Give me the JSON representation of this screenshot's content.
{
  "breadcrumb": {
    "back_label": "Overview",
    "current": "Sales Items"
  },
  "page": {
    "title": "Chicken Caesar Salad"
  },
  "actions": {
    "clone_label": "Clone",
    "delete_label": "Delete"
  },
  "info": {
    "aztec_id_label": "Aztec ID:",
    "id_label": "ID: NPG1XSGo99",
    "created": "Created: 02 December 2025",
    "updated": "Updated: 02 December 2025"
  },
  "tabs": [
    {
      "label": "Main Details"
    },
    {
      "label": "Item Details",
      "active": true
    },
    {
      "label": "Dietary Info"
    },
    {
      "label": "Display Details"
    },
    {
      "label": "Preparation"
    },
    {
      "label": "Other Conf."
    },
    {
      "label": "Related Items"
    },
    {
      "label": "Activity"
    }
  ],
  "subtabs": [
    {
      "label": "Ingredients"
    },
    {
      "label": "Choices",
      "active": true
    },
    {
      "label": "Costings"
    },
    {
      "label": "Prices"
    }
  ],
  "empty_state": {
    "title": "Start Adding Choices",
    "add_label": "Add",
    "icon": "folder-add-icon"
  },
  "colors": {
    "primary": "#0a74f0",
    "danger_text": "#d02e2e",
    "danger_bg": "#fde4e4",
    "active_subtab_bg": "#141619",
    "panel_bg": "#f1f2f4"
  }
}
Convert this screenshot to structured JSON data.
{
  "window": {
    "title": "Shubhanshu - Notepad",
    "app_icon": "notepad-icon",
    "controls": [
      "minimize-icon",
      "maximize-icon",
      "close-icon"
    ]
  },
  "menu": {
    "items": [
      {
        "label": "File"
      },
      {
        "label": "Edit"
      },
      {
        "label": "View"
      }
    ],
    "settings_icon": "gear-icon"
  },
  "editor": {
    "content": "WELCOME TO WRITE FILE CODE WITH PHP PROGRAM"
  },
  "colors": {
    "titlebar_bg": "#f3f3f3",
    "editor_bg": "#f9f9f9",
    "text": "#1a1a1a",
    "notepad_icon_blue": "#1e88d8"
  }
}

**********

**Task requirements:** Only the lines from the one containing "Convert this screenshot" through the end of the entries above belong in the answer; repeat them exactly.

**Solved problem:**
Convert this screenshot to structured JSON data.
{
  "window": {
    "title": "Shubhanshu - Notepad",
    "app_icon": "notepad-icon",
    "controls": [
      "minimize-icon",
      "maximize-icon",
      "close-icon"
    ]
  },
  "menu": {
    "items": [
      {
        "label": "File"
      },
      {
        "label": "Edit"
      },
      {
        "label": "View"
      }
    ],
    "settings_icon": "gear-icon"
  },
  "editor": {
    "content": "WELCOME TO WRITE FILE CODE WITH PHP PROGRAM"
  },
  "colors": {
    "titlebar_bg": "#f3f3f3",
    "editor_bg": "#f9f9f9",
    "text": "#1a1a1a",
    "notepad_icon_blue": "#1e88d8"
  }
}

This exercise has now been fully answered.